- [Prompt] All of the data needs to be printed again, exactly as written.

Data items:

————

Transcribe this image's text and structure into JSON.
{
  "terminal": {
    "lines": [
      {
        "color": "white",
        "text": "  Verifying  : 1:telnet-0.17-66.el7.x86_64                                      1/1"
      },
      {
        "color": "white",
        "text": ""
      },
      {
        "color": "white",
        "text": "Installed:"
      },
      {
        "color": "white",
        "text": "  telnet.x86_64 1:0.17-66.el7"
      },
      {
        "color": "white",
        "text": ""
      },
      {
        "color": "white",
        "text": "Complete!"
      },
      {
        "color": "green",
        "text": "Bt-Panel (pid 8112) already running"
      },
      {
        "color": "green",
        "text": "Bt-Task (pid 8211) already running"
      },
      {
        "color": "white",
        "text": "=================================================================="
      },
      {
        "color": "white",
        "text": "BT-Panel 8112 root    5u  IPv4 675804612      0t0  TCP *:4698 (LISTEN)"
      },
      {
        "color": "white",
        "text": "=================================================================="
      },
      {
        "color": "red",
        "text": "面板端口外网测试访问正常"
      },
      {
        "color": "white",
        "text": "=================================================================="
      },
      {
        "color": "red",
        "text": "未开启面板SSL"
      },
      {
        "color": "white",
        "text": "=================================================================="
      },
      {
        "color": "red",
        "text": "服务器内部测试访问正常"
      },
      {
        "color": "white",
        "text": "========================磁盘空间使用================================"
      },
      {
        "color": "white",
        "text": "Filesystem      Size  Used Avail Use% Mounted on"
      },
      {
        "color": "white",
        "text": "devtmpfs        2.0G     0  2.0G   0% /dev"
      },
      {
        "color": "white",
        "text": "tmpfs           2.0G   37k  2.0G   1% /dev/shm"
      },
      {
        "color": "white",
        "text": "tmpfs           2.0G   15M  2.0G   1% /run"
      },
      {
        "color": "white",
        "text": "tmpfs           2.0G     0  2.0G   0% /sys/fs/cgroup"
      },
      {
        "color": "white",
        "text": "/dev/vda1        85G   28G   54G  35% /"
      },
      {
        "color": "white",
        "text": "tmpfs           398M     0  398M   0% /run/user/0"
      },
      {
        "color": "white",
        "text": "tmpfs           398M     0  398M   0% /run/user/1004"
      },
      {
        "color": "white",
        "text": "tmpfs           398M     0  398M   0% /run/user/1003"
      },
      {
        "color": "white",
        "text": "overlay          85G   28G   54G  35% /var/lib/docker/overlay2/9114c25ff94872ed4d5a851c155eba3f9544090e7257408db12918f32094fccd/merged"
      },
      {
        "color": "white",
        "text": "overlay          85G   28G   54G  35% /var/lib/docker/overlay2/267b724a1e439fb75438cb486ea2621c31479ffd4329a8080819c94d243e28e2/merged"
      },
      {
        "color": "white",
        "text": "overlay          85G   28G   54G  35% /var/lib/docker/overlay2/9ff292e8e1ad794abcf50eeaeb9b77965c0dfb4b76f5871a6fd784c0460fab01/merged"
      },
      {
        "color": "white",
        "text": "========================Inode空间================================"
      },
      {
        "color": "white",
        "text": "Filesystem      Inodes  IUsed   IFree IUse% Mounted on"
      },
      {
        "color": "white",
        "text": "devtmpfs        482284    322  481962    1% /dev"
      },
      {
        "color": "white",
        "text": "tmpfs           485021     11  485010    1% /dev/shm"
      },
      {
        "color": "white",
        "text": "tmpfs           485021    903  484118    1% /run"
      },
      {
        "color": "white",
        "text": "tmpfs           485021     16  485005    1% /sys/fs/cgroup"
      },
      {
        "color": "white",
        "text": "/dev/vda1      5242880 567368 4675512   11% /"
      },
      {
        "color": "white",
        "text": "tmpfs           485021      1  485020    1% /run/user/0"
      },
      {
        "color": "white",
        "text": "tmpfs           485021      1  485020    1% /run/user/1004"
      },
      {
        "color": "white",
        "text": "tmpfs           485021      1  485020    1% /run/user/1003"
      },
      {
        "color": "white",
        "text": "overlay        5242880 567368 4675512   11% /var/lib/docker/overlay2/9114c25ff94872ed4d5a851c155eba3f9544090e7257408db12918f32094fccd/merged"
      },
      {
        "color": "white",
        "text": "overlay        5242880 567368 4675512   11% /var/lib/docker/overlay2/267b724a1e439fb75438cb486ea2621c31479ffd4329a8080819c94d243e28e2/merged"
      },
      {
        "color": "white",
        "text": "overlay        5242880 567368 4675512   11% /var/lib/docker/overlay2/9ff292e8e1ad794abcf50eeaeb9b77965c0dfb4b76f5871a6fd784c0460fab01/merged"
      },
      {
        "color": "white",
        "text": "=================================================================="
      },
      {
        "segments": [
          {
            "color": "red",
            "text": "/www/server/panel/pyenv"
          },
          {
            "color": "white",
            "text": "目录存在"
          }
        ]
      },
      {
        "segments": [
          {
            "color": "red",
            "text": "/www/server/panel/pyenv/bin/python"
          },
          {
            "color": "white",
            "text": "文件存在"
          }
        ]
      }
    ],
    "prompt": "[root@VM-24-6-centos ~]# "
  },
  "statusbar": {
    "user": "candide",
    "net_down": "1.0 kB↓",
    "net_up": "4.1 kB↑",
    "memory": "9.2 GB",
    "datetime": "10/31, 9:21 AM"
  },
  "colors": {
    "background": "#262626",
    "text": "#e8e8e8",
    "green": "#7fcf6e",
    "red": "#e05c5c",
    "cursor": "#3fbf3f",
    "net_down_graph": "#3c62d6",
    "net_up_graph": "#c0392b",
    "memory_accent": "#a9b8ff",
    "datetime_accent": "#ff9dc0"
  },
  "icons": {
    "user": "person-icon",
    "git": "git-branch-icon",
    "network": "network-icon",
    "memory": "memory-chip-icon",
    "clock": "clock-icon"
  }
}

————

- [Result of this exercise]
Transcribe this image's text and structure into JSON.
{
  "terminal": {
    "lines": [
      {
        "color": "white",
        "text": "  Verifying  : 1:telnet-0.17-66.el7.x86_64                                      1/1"
      },
      {
        "color": "white",
        "text": ""
      },
      {
        "color": "white",
        "text": "Installed:"
      },
      {
        "color": "white",
        "text": "  telnet.x86_64 1:0.17-66.el7"
      },
      {
        "color": "white",
        "text": ""
      },
      {
        "color": "white",
        "text": "Complete!"
      },
      {
        "color": "green",
        "text": "Bt-Panel (pid 8112) already running"
      },
      {
        "color": "green",
        "text": "Bt-Task (pid 8211) already running"
      },
      {
        "color": "white",
        "text": "=================================================================="
      },
      {
        "color": "white",
        "text": "BT-Panel 8112 root    5u  IPv4 675804612      0t0  TCP *:4698 (LISTEN)"
      },
      {
        "color": "white",
        "text": "=================================================================="
      },
      {
        "color": "red",
        "text": "面板端口外网测试访问正常"
      },
      {
        "color": "white",
        "text": "=================================================================="
      },
      {
        "color": "red",
        "text": "未开启面板SSL"
      },
      {
        "color": "white",
        "text": "=================================================================="
      },
      {
        "color": "red",
        "text": "服务器内部测试访问正常"
      },
      {
        "color": "white",
        "text": "========================磁盘空间使用================================"
      },
      {
        "color": "white",
        "text": "Filesystem      Size  Used Avail Use% Mounted on"
      },
      {
        "color": "white",
        "text": "devtmpfs        2.0G     0  2.0G   0% /dev"
      },
      {
        "color": "white",
        "text": "tmpfs           2.0G   37k  2.0G   1% /dev/shm"
      },
      {
        "color": "white",
        "text": "tmpfs           2.0G   15M  2.0G   1% /run"
      },
      {
        "color": "white",
        "text": "tmpfs           2.0G     0  2.0G   0% /sys/fs/cgroup"
      },
      {
        "color": "white",
        "text": "/dev/vda1        85G   28G   54G  35% /"
      },
      {
        "color": "white",
        "text": "tmpfs           398M     0  398M   0% /run/user/0"
      },
      {
        "color": "white",
        "text": "tmpfs           398M     0  398M   0% /run/user/1004"
      },
      {
        "color": "white",
        "text": "tmpfs           398M     0  398M   0% /run/user/1003"
      },
      {
        "color": "white",
        "text": "overlay          85G   28G   54G  35% /var/lib/docker/overlay2/9114c25ff94872ed4d5a851c155eba3f9544090e7257408db12918f32094fccd/merged"
      },
      {
        "color": "white",
        "text": "overlay          85G   28G   54G  35% /var/lib/docker/overlay2/267b724a1e439fb75438cb486ea2621c31479ffd4329a8080819c94d243e28e2/merged"
      },
      {
        "color": "white",
        "text": "overlay          85G   28G   54G  35% /var/lib/docker/overlay2/9ff292e8e1ad794abcf50eeaeb9b77965c0dfb4b76f5871a6fd784c0460fab01/merged"
      },
      {
        "color": "white",
        "text": "========================Inode空间================================"
      },
      {
        "color": "white",
        "text": "Filesystem      Inodes  IUsed   IFree IUse% Mounted on"
      },
      {
        "color": "white",
        "text": "devtmpfs        482284    322  481962    1% /dev"
      },
      {
        "color": "white",
        "text": "tmpfs           485021     11  485010    1% /dev/shm"
      },
      {
        "color": "white",
        "text": "tmpfs           485021    903  484118    1% /run"
      },
      {
        "color": "white",
        "text": "tmpfs           485021     16  485005    1% /sys/fs/cgroup"
      },
      {
        "color": "white",
        "text": "/dev/vda1      5242880 567368 4675512   11% /"
      },
      {
        "color": "white",
        "text": "tmpfs           485021      1  485020    1% /run/user/0"
      },
      {
        "color": "white",
        "text": "tmpfs           485021      1  485020    1% /run/user/1004"
      },
      {
        "color": "white",
        "text": "tmpfs           485021      1  485020    1% /run/user/1003"
      },
      {
        "color": "white",
        "text": "overlay        5242880 567368 4675512   11% /var/lib/docker/overlay2/9114c25ff94872ed4d5a851c155eba3f9544090e7257408db12918f32094fccd/merged"
      },
      {
        "color": "white",
        "text": "overlay        5242880 567368 4675512   11% /var/lib/docker/overlay2/267b724a1e439fb75438cb486ea2621c31479ffd4329a8080819c94d243e28e2/merged"
      },
      {
        "color": "white",
        "text": "overlay        5242880 567368 4675512   11% /var/lib/docker/overlay2/9ff292e8e1ad794abcf50eeaeb9b77965c0dfb4b76f5871a6fd784c0460fab01/merged"
      },
      {
        "color": "white",
        "text": "=================================================================="
      },
      {
        "segments": [
          {
            "color": "red",
            "text": "/www/server/panel/pyenv"
          },
          {
            "color": "white",
            "text": "目录存在"
          }
        ]
      },
      {
        "segments": [
          {
            "color": "red",
            "text": "/www/server/panel/pyenv/bin/python"
          },
          {
            "color": "white",
            "text": "文件存在"
          }
        ]
      }
    ],
    "prompt": "[root@VM-24-6-centos ~]# "
  },
  "statusbar": {
    "user": "candide",
    "net_down": "1.0 kB↓",
    "net_up": "4.1 kB↑",
    "memory": "9.2 GB",
    "datetime": "10/31, 9:21 AM"
  },
  "colors": {
    "background": "#262626",
    "text": "#e8e8e8",
    "green": "#7fcf6e",
    "red": "#e05c5c",
    "cursor": "#3fbf3f",
    "net_down_graph": "#3c62d6",
    "net_up_graph": "#c0392b",
    "memory_accent": "#a9b8ff",
    "datetime_accent": "#ff9dc0"
  },
  "icons": {
    "user": "person-icon",
    "git": "git-branch-icon",
    "network": "network-icon",
    "memory": "memory-chip-icon",
    "clock": "clock-icon"
  }
}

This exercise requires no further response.